After all this time, I finally arrived in Misión, Mexico after what felt like a never-ending bus ride. Somewhere between getting on, traveling, getting off, I realized that I’d spent about 16 hours on two different busses all the way from Palenque. I just said goodbye to my good friend Merob. We had just spent the last ten days together getting my tattoo, which was a great experience. However, there was something inside me that was ready for the next adventure. It was time for me to move onto my final destination, and do what I enjoy most: volunteering.
I arrived at the bus terminal in Tapachula in the middle of the night. Nobody would open their doors until six in the morning. I waited around in the terminal until I flagged down a taxi at sunrise, and made my way to the refuge. The taxi driver asked me a lot of questions about my journey, and where I was off to.
When I arrived at the refuge it was early in the morning so the kids had not woken up for school yet. I walked into the refuge and straight to the room they had set aside for me. They offered to give me a brief tour of the facility, but I politely declined. My travels have taught me to keep my expectations low when it comes to accommodations. Generally speaking, I imagine the worst possible conditions for my upcoming living arrangements just so I don’t get disappointed.

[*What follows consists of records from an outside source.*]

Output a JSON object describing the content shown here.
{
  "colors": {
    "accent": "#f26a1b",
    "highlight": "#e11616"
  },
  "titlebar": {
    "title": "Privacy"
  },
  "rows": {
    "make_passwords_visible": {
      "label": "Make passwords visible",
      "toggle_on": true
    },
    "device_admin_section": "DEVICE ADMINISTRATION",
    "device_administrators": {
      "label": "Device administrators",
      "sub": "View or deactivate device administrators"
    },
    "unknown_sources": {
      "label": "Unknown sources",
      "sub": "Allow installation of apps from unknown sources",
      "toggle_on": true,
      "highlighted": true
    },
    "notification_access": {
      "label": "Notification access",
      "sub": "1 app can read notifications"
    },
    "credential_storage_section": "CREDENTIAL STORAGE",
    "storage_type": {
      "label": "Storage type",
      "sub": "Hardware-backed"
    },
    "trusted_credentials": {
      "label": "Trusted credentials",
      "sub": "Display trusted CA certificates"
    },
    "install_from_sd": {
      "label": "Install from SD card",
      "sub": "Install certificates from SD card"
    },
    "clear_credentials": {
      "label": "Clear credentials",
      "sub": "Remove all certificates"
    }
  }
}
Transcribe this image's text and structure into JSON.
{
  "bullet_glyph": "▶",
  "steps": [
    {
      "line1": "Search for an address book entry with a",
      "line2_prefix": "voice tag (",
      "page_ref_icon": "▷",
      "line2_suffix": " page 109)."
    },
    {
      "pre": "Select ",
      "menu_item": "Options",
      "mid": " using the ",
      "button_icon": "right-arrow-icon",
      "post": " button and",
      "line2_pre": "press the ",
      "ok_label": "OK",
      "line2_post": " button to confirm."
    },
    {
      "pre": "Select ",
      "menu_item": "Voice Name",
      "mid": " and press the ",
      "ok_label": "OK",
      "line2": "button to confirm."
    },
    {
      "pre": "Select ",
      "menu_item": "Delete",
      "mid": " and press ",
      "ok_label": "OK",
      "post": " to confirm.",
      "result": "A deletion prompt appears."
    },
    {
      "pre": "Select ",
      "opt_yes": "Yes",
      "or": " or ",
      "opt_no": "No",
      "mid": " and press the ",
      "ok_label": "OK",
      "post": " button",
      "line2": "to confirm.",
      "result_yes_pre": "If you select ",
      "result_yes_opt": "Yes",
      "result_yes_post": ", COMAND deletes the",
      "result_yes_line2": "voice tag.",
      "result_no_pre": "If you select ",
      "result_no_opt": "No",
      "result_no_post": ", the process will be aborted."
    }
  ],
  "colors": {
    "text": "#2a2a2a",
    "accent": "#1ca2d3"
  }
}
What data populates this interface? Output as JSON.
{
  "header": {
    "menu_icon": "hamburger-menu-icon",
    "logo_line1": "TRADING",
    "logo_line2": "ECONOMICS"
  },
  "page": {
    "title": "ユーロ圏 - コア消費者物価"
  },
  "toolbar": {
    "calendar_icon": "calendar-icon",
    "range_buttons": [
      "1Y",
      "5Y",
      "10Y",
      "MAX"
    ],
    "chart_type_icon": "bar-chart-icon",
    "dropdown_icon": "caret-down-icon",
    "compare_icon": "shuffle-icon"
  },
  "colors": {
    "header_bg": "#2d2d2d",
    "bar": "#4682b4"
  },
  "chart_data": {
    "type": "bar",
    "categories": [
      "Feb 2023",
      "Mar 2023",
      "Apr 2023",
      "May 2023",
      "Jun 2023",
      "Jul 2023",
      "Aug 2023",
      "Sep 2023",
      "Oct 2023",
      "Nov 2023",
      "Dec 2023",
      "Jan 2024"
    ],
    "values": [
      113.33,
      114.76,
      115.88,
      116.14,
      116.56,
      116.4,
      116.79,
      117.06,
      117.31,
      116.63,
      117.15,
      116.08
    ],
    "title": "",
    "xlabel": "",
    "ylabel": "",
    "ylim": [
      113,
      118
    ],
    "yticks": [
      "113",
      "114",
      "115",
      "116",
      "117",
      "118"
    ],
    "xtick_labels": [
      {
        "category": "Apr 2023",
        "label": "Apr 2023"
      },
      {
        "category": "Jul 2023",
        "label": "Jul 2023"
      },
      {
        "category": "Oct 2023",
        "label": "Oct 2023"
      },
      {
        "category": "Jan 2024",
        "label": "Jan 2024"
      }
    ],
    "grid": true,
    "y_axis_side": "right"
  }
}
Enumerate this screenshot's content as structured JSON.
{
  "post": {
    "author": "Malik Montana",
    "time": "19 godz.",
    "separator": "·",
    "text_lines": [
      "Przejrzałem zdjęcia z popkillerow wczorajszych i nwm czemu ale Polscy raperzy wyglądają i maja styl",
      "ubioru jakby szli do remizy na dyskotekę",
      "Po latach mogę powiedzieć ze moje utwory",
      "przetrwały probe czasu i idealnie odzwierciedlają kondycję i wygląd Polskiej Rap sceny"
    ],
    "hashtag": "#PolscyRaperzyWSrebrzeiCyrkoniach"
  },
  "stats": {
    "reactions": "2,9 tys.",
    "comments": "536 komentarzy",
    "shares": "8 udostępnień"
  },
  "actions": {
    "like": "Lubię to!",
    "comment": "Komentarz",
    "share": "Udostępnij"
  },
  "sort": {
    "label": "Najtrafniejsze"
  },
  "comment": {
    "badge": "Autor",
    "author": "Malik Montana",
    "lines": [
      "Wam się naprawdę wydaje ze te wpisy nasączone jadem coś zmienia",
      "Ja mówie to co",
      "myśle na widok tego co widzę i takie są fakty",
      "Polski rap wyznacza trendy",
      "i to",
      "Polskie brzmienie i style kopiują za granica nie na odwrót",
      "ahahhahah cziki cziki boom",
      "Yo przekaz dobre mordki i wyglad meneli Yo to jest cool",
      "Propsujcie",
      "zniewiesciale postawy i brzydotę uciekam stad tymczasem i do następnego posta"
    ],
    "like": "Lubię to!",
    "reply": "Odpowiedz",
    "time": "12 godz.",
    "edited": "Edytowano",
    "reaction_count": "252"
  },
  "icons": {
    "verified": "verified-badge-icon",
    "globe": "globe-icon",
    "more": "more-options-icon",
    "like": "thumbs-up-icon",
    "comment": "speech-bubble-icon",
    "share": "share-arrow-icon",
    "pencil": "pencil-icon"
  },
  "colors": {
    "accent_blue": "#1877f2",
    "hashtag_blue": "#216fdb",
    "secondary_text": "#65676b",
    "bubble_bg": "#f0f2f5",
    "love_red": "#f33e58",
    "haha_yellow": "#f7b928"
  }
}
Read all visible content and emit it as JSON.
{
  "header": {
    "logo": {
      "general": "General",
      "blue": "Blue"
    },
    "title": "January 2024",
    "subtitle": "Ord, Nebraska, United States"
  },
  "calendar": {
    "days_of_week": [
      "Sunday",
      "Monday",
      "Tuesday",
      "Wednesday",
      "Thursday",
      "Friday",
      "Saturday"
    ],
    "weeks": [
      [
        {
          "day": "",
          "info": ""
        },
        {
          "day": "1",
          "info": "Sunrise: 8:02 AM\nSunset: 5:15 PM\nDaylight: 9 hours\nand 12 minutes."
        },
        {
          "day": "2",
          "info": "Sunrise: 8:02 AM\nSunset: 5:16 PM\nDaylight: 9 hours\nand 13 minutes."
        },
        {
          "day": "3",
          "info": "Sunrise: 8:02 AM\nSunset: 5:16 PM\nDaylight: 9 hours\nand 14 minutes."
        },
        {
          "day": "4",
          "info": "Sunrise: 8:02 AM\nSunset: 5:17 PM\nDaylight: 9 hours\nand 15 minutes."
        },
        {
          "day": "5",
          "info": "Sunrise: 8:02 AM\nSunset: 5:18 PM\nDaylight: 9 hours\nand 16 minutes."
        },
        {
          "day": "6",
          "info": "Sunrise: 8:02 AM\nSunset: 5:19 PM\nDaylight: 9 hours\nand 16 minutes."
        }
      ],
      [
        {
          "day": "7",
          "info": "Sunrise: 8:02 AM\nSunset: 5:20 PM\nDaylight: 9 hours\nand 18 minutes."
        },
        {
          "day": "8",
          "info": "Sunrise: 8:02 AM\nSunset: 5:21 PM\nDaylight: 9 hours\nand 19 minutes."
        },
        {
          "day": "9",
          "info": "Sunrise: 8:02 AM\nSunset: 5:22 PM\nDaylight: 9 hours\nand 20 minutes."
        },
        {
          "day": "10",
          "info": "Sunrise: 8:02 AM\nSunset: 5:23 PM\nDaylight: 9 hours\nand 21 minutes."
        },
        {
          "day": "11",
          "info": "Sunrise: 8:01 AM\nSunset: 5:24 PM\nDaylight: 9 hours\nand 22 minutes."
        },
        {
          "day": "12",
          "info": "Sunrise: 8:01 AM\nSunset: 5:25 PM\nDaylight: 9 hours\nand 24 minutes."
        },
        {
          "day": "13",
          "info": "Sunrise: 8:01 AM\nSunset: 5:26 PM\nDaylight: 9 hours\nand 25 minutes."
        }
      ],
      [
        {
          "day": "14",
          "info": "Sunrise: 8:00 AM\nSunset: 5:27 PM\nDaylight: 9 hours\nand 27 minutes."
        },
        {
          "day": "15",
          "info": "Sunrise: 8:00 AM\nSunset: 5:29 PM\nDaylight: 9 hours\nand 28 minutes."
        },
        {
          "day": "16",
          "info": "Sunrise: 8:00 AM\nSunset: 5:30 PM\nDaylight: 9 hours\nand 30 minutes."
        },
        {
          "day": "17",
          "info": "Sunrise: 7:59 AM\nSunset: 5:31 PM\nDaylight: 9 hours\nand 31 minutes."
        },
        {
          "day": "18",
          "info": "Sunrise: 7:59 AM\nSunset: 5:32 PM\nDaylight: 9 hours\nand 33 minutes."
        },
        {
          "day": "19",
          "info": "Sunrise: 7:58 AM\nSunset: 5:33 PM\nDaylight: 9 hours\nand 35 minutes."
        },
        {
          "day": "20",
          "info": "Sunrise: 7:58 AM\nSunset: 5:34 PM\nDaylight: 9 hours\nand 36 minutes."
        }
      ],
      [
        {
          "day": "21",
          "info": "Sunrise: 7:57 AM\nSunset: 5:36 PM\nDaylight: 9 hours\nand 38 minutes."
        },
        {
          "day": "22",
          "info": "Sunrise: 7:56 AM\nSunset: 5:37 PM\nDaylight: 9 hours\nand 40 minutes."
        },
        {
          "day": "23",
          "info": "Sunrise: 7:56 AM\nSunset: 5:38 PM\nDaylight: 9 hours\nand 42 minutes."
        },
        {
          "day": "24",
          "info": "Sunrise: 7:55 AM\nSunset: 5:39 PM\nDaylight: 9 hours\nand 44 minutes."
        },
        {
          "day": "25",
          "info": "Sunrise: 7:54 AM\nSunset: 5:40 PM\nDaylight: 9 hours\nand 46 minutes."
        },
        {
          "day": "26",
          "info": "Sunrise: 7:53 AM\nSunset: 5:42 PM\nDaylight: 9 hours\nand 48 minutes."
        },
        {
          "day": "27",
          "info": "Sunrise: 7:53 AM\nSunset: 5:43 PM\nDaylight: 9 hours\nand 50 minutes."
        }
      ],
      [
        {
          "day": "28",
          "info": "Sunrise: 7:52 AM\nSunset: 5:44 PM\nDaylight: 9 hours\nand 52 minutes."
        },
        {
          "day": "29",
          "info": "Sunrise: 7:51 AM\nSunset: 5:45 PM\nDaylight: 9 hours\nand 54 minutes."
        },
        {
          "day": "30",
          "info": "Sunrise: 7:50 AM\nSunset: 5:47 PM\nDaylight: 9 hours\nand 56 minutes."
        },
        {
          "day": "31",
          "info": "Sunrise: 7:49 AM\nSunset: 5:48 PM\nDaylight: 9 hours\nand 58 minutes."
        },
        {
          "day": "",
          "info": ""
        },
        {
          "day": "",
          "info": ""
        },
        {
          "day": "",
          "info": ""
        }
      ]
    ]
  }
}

One of my pet peeves is dealing with the heat. Even though I grew up in Miami, Florida, and I love being outside with just a pair of shorts and some flip flops- when it comes to sleep I’d rather be bundled up, in the cold. But again, this is volunteering. The accommodations aren’t exactly fancy (sometimes they’re less than basic), and we don’t get to choose where people need help. I always make sure to mentally prepare myself and remember that it’s all for the greater good.
I was surprised that my room had two beds all to myself, and even though there isn’t air conditioning, I have a fan I can use. At this point, just having a room with an actual door is a treat to me, which gives you an extra layer of privacy. I was so tired that I laid down and rested immediately.
I got the chance to meet some of the other volunteers. There were a lovely couple and two other women who were volunteering at the refuge. We exchanged stories about our time volunteering with other organizations, and the journey we took to arrive here in Mexico. The curious thing is that I get to meet people from all over the world, with different backgrounds, ethnicity, religions, personalities, etc. For some, it’s their first time volunteering. For others, they are a seasoned traveler. But no matter what, we’re all connected by our passion to seek something more in this life. Something greater than ourselves. I spent the rest of the night getting to know the volunteers and the other staff members, and of course, eating tacos.
I had a whole two days to settle in before I started my first shift. I’ve traveled enough to have a good understanding of myself, and what I need in order to make my transition easier. In most countries, and Mexico is no exception, there’s usually a market where you can buy some essentials. Markets are always so filled with life and activity. It’s lovely, and usually, the cheapest way to shop. I bought some fruits and vegetables, dropped them off, and went to the supermarket to get some additional supplies. The more I travel, the more I realize that it’s far cheaper and more convenient to cook for yourself at home, especially if you like to maintain a healthy lifestyle. Mexican food is absolutely delicious, so the pounds can add on pretty quickly if you go out to eat every night. For a small town, Tapachula has a lot of amenities and stores that you might find in a major city. I was able to find everything from a GNC to a Walmart. I had no problem finding apple cider vinegar, which I drink religiously every morning for many years now.
The next day would be my first shift at the refuge, something I’ve been eagerly awaiting for quite some time now. My new journey will begin soon.